Anas (rta) narrated that the Prophet (sa) said: “When a Muslim plants a seedling, or cultivates crops and then the birds animals or men eat from it, then it will be an act of charity for him.” (Bukhari and Muslim)

Jabir (rta) narrated that the Prophet (sa) said: “There is no Muslim except who plants a seedling then, if it is eaten from it, it will be an act of charity for him, and also what is stolen from it is an act of charity for him, and what the beasts eat will be an act of charity for him, and what the birds eat from it will be an act of charity for him. None of it is a loss for him, and all of it will be a Sadaqah (on the Day of Resurrection).” (Muslim)

Anas (rta) narrated that the Prophet (sa) said: “If the last hour comes and you have a date palm seedling in your hand, and you are able to plant it just before that, then do so.” (Ahmed)

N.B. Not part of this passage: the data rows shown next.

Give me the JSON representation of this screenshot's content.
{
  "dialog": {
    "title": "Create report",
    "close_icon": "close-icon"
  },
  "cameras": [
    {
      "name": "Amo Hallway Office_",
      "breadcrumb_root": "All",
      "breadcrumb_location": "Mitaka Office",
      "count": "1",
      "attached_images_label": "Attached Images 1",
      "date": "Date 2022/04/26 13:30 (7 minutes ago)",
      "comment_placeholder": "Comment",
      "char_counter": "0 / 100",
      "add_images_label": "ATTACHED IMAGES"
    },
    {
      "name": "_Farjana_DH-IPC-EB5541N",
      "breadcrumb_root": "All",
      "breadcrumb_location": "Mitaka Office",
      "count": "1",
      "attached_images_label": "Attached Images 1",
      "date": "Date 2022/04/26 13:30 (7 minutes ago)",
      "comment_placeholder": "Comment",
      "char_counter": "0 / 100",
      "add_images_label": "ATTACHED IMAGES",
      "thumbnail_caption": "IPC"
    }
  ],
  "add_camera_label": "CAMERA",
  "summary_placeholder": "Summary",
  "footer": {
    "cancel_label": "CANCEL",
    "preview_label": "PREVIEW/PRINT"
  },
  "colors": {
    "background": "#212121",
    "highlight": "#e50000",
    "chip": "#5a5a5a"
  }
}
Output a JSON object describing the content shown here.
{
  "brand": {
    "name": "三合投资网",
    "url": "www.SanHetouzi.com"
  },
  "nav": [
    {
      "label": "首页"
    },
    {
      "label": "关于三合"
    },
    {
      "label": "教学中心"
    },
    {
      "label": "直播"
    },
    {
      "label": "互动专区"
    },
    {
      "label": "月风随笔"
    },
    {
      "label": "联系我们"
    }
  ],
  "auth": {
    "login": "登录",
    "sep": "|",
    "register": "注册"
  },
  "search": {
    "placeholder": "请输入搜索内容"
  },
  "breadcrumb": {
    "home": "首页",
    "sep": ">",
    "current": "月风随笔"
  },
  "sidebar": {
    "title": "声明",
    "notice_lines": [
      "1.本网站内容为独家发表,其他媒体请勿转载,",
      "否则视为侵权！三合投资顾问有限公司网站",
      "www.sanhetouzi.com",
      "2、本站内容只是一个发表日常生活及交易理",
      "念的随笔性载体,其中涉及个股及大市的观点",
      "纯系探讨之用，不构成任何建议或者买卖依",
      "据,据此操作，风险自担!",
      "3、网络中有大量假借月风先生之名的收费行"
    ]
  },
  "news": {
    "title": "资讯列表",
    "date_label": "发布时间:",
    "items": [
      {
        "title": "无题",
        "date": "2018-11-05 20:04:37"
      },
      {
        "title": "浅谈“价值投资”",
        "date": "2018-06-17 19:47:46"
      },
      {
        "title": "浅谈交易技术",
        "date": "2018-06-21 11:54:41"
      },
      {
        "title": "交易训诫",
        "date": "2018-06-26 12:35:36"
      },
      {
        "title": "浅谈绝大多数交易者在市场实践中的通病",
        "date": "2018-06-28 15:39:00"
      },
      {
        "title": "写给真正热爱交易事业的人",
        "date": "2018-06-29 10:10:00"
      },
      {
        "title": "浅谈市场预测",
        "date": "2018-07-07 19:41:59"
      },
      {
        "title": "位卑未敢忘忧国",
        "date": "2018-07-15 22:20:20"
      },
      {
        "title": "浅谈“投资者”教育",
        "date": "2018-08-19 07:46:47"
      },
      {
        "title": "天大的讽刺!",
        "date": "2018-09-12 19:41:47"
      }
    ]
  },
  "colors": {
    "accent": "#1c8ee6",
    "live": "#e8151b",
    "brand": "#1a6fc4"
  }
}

Sheikh Nasir ud-Deen Al-Albani said: “These noble Ahadeeth clearly encourage one to cultivate, in particular the last Hadeeth. For it contains a strong incentive to seize an opportunity in the last period of one’s life in the path of cultivating, so that people can benefit after ones death. The reward will continue, and it will be recorded as an act of charity until the last day.”

It is reported about the companions that they were keen to act upon this Sunnah, encouraging each other to build one’s deeds for the future, even if it was by planting one seed. Do not waste this opportunity, and do not think that is unbeneficial to grow and water your plant at the end of your life.

Ibn Jareer related that Umarah bin Khuzaimah bin Thabit (rta) said: “I heard Umar bin Al-Khattab (rta) say to my father: `What prevents you from cultivating your land?’ My father said to him: `I am an old man and I may die tomorrow.’ Umar (rta) said to him: `I think you should cultivate it.’ Then I saw Umar bin Al-Khatab (rta) planting with his hands along with my father.”

And it is reported that Amr ibin Al-Aas (rta) had a huge farm near Ta’if, where he used to grow grapes. It had thousands of wooden posts, and each one cost one Dirham.

Islam encourages the cultivating and farming of the earth. Those, who enjoy gardening and planting trees, go for it! It has countless merits to its effect. It helps clear out air pollution and invites rain. It provides shade, fruits, and flowers. It adds to the beauty of the cities. It gives everyone a chance to appreciate the wonders of nature. It provides animals with habitats and prevents their extinction.

Parents with green thumbs have a deep impact on their children, because they act as positive role models. It sets a chivalrous example for children to respect other life forms, and contribute to improving the environment they live in. When you are gone from this world and lying in your grave, you will continue to reap the benefits from what you have planted, Insha’Allah.

The colour green is said to be sight for sore eyes. People working on their computers are recommended by researchers to place a plant nearby, so that after staring at the monitor for hours, they can refresh their vision by glancing at the plant at intervals.